Records shown:
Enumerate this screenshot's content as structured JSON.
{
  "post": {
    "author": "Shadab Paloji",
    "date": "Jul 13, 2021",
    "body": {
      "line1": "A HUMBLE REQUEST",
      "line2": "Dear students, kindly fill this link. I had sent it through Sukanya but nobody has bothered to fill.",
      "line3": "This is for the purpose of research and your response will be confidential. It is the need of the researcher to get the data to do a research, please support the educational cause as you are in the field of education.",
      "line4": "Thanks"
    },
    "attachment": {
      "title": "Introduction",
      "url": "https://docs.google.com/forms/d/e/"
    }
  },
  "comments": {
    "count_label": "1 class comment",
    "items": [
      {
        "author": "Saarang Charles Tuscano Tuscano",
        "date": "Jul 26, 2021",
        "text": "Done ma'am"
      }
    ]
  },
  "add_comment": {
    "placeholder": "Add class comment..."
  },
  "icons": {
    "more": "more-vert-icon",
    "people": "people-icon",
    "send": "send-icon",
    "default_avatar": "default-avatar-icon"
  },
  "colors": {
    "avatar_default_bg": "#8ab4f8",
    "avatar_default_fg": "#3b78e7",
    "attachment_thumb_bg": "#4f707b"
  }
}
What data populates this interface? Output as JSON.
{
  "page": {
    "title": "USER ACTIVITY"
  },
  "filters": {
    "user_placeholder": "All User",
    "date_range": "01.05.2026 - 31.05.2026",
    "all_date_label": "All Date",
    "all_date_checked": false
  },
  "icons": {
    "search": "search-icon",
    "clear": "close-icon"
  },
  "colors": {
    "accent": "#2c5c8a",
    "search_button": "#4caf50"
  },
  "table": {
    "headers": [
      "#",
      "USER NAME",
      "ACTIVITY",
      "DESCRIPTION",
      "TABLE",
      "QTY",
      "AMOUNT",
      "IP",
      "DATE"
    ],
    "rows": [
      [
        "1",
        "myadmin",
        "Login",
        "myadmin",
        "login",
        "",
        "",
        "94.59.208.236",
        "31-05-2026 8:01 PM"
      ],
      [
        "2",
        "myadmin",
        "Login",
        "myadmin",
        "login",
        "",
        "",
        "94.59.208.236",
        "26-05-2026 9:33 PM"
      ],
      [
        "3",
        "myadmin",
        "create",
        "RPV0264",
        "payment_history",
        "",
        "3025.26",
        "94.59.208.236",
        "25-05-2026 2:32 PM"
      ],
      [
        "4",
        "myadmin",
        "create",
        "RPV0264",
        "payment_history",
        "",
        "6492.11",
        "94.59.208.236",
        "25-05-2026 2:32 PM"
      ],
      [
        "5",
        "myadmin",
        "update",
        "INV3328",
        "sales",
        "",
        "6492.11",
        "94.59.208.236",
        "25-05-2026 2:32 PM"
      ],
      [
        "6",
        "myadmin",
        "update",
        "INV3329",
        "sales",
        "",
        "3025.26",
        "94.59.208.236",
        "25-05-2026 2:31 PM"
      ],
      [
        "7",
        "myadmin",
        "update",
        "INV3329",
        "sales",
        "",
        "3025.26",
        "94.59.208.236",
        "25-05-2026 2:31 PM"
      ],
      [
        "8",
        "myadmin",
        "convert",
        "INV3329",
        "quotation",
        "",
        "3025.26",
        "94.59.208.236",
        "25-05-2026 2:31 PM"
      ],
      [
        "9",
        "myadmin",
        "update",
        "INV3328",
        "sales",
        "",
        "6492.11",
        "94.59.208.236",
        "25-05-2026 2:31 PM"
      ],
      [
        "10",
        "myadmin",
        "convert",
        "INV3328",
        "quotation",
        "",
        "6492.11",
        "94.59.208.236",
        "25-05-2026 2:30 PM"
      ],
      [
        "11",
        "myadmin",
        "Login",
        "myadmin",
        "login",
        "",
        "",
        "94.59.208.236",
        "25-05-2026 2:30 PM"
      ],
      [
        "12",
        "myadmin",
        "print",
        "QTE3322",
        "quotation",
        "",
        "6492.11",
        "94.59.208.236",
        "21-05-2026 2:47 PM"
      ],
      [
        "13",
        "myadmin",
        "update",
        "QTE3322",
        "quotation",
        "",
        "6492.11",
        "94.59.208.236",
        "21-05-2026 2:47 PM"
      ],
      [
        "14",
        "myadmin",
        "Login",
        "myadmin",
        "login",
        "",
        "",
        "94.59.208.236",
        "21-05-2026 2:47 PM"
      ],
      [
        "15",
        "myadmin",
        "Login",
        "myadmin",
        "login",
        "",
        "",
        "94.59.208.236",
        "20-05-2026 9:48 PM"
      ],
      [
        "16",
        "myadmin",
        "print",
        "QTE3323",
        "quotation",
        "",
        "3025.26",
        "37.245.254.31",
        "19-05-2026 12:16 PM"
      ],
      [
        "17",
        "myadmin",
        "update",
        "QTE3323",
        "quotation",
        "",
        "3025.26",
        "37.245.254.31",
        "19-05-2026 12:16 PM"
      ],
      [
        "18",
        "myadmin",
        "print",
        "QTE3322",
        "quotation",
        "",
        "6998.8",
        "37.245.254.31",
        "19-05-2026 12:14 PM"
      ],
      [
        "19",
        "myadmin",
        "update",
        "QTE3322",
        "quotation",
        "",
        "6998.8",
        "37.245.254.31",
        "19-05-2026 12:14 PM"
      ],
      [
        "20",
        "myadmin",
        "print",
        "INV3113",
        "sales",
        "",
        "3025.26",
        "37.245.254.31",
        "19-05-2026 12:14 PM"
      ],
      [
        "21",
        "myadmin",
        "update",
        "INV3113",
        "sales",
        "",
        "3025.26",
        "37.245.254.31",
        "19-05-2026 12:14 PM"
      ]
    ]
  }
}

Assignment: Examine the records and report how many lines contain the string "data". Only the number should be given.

Answer for this exercise: 2